MANAGED CARE: Pressures May Threaten Access, Research
"The more managed care and hospital competition in an area, the less free care doctors provide to the uninsured and the less likely teaching hospitals are to pay for research," according to two studies released today. The Boston Globe reports that the studies "raise questions about who will pay for such 'public goods' as research and charity care as the nation's health care marketplace becomes increasingly profit-driven or cost-conscious" (Kong, 3/24). The Wall Street Journal reports that the studies "are among the first to provide significant documentation for what some economists and researchers have long suspected are important consequences of the rise of managed care in markets around the U.S. (Winslow, 3/24)
Managed Care Matters
The first study in this week's Journal of the American Medical Association found that physicians in areas with high managed care penetration and those who are "more heavily involved with managed care plans" provide less charity care than their counterparts in other areas. Researchers from the Center for Studying Health System Change and the Kansas Health Institute surveyed 10,881 physicians about the levels of charity care they provide. Overall, 77.3% provided charity care in the month prior to the interview -- an average of just over 10 hours per week. Of the physicians who provided charity care, those with no involvement in managed care provided the most. Those "who derive 85% or more of total practice revenue from managed care provide about half as much charity care as physicians who derive no revenue from managed care and about 40% less than physicians who derive 1% to 20% of practice revenue from managed care." In addition, physicians in "areas with high managed care penetration ... provide about 25% fewer hours of charity care then physicians who practice in areas with low managed care penetration." Physicians in solo or small group practices were also more likely to provide charity care. The researchers theorize that this is because the "greater financial pressures" of managed care may limit physicians' "ability to cross-subsidize care for the medically indigent by shifting the costs onto third-party payers" (Cunningham, et al., 3/24 issue). Peter Cunningham, the author of the study, said, "The research suggests that holes in the safety net may be widening" (HSC release, 3/23). Click here to read an issue brief summarizing this and a related study.

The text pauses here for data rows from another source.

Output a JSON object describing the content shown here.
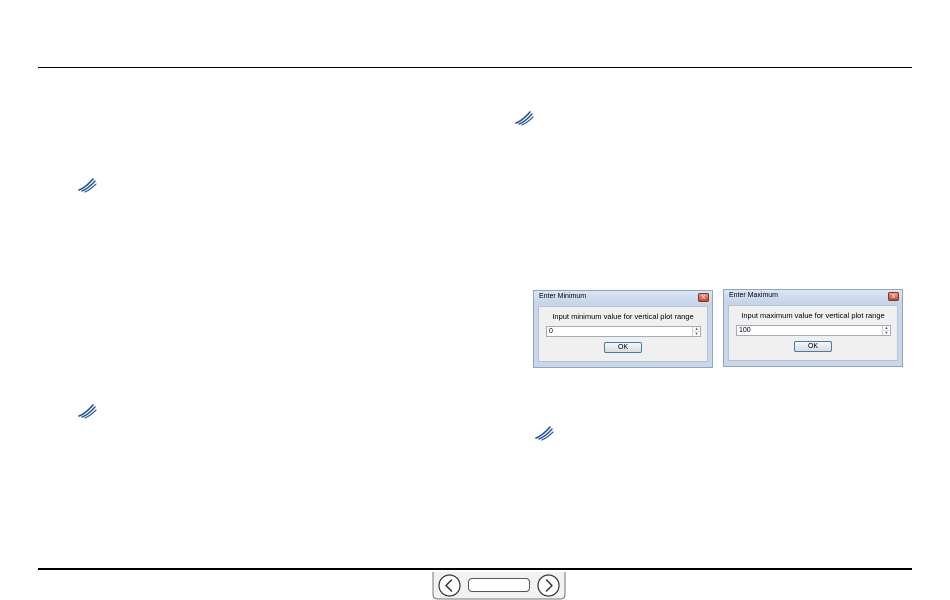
{
  "dialogs": [
    {
      "title": "Enter Minimum",
      "prompt": "Input minimum value for vertical plot range",
      "value": "0",
      "ok_label": "OK",
      "close_glyph": "x"
    },
    {
      "title": "Enter Maximum",
      "prompt": "Input maximum value for vertical plot range",
      "value": "100",
      "ok_label": "OK",
      "close_glyph": "x"
    }
  ],
  "icons": {
    "bullet": "swoosh-bullet-icon",
    "prev": "chevron-left-icon",
    "next": "chevron-right-icon",
    "spin_up": "spin-up-arrow-icon",
    "spin_down": "spin-down-arrow-icon"
  },
  "colors": {
    "bullet_blue": "#1f4e9c",
    "dialog_frame": "#c9d7ea",
    "ok_border": "#3c7fb1",
    "close_red": "#c6442b"
  },
  "nav": {
    "page_label": ""
  }
}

Where's the Dough?
Market pressures may put the squeeze on academic health centers by affecting the amount of institutional funding available for faculty research, according to a second study published in this week's JAMA. Researchers from Massachusetts General Hospital and Harvard Medical School in 1996 surveyed 2,336 medical school faculty at 117 schools to determine whether faculty in competitive health care markets "experience lower research productivity and less success in obtaining research grants." The authors found that three years ago, medical faculty received $375 million in institutional funding for their research, with funding twice as high in the least competitive markets. Among faculty who secured research funding in such markets, 6.1% of total research funds were derived from institutional sources. By contrast, in the most competitive markets, only 2.5% of total funding was derived from institutional funding (Weissman et al., 3/24-31 issue).
Who's to Blame?
In an editorial accompanying both studies, Dr. Robert Fletcher of Harvard Medical School said it "is not useful or accurate to blame managed care itself, as if it were a malevolent external force somehow imposed on an otherwise sound system," and notes that the U.S. chose managed care through its rejection of universal health insurance and fee-for-service medicine. He further notes that "[i]t is not reasonable to expect a conglomeration of competing health care organizations to spontaneously take responsibility for enough teaching, research, and community service to meet society's needs." He concludes that it is up to government to design some mechanism to meet these needs, such as an "all-payer pool, in which all insurers are required to contribute their fair share for teaching, research, and community service" (Fletcher, JAMA, 3/24-31 issue). Princeton University economist Uwe Reinhardt echoed that sentiment, saying, "I see in the medical establishment all this hand-wringing of saying the managed care industry is destroying all the good things in American health care. That's bull shine. Do we want this research? Yes? Then let's pay for it. Do we want to provide the uninsured care? Yes? Then let's pay for it" (Stolberg, New York Times, 3/24).